Have you ever stared at a blank canvas? If you haven’t stared at an actual blank art canvas, think of the metaphor it represents for you. Were you excited or daunted? Were you feeling overwhelmed by the endless possibilities or liberated by its emptiness?
Before the start of Winter Break, I sent my Colorado Academy advanced painting students home with a couple of blank canvases and their toolkit of paints, knowing we were headed into remote learning after the break. Before we left the Ponzio Arts Center studio, we talked through how different it is for an artist to work in a studio alone, versus being surrounded by the buzz and inspiration of their peers and teacher in our shared studio. We discussed that the next couple of weeks were going to be very “real world,” for after high school and college, the enriching art co-op experience becomes rare. Artists and all creators, whether a designer, writer, or musician, are faced with the task to go it alone.
I challenged them to sink into the independence. As in the studio, I invited them to explore the processes of brainstorming, generating ideas, execution, self-motivation and direction, but this time alone.
Then, I made a deal with them: I, too, would take home a blank canvas. I swung by Michaels on my way home and purchased a very large canvas.
I set the canvas up on my easel and stared at it…for a full week. I have been teaching for thirteen years, and prior to teaching, I worked full-time as a painter, selling my work. Though I mix paint and do demonstrations for students on a daily basis now, I didn’t anticipate how this large blank canvas was going to make me feel.
As I sat there, I took a stroll down memory lane, and thought of the words of my college professors. Then, I thought of the discussions we have in the studio, artist-to-artist, artist-to-teacher, and teacher-to-teacher. What is working about this composition? What is not? What is it you want to say? What do you have to say to the world? What is most important to you? How can you help others see the world differently?
That canvas gave me a gift: the gift of reflection and time. As I stared at it, I thought of the past nine months of the pandemic, I thought of my family, I thought of political polarization, I thought of our planet, I thought of Breonna Taylor, and I thought of the mental health of our country’s young students trying to learn from home.
My canvas has now been three different paintings, each a new idea and a new layer of paint.
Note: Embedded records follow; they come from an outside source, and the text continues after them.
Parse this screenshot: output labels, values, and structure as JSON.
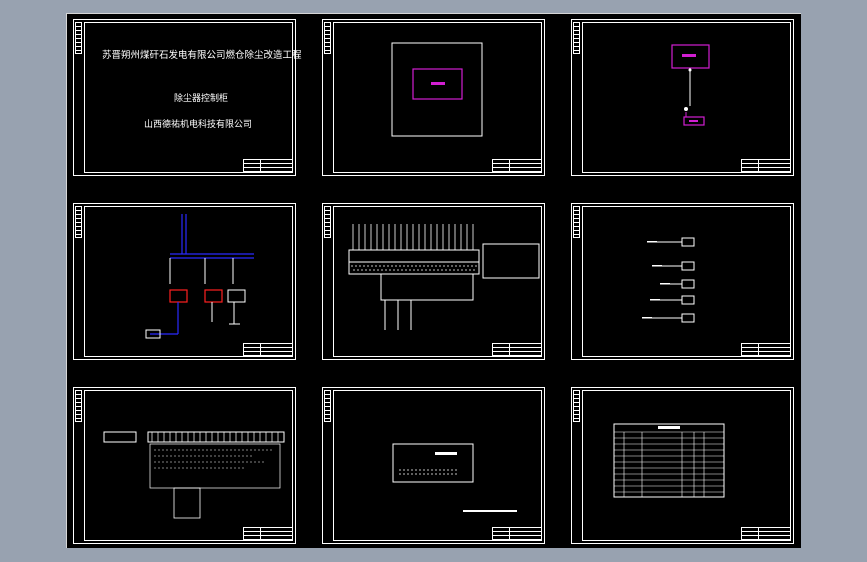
{
  "cover": {
    "title": "苏晋朔州煤矸石发电有限公司燃仓除尘改造工程",
    "subtitle": "除尘器控制柜",
    "company": "山西德祐机电科技有限公司"
  },
  "sheets": [
    {
      "id": "cover-sheet"
    },
    {
      "id": "enclosure-layout-sheet"
    },
    {
      "id": "block-diagram-sheet"
    },
    {
      "id": "power-schematic-sheet"
    },
    {
      "id": "terminal-wiring-sheet"
    },
    {
      "id": "io-signal-sheet"
    },
    {
      "id": "terminal-strip-sheet"
    },
    {
      "id": "panel-layout-sheet"
    },
    {
      "id": "bill-of-materials-sheet"
    }
  ],
  "colors": {
    "background": "#98a2b0",
    "drawing": "#000000",
    "line": "#ffffff",
    "accent_magenta": "#d21fd2",
    "accent_blue": "#2a2aff",
    "accent_red": "#ff2020"
  }
}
First, it was a landscape from my childhood; then, it became an abstract that represents our country’s history. Now, it is a portrait of a leaf that fell in my yard last March. I’m not sure what will happen next. My advanced painters came back to campus with completed canvases. Now, I need to tell them that I did not meet the deadline I set for us, but that I went on an unexpected journey instead. I’ll ask them for an extension.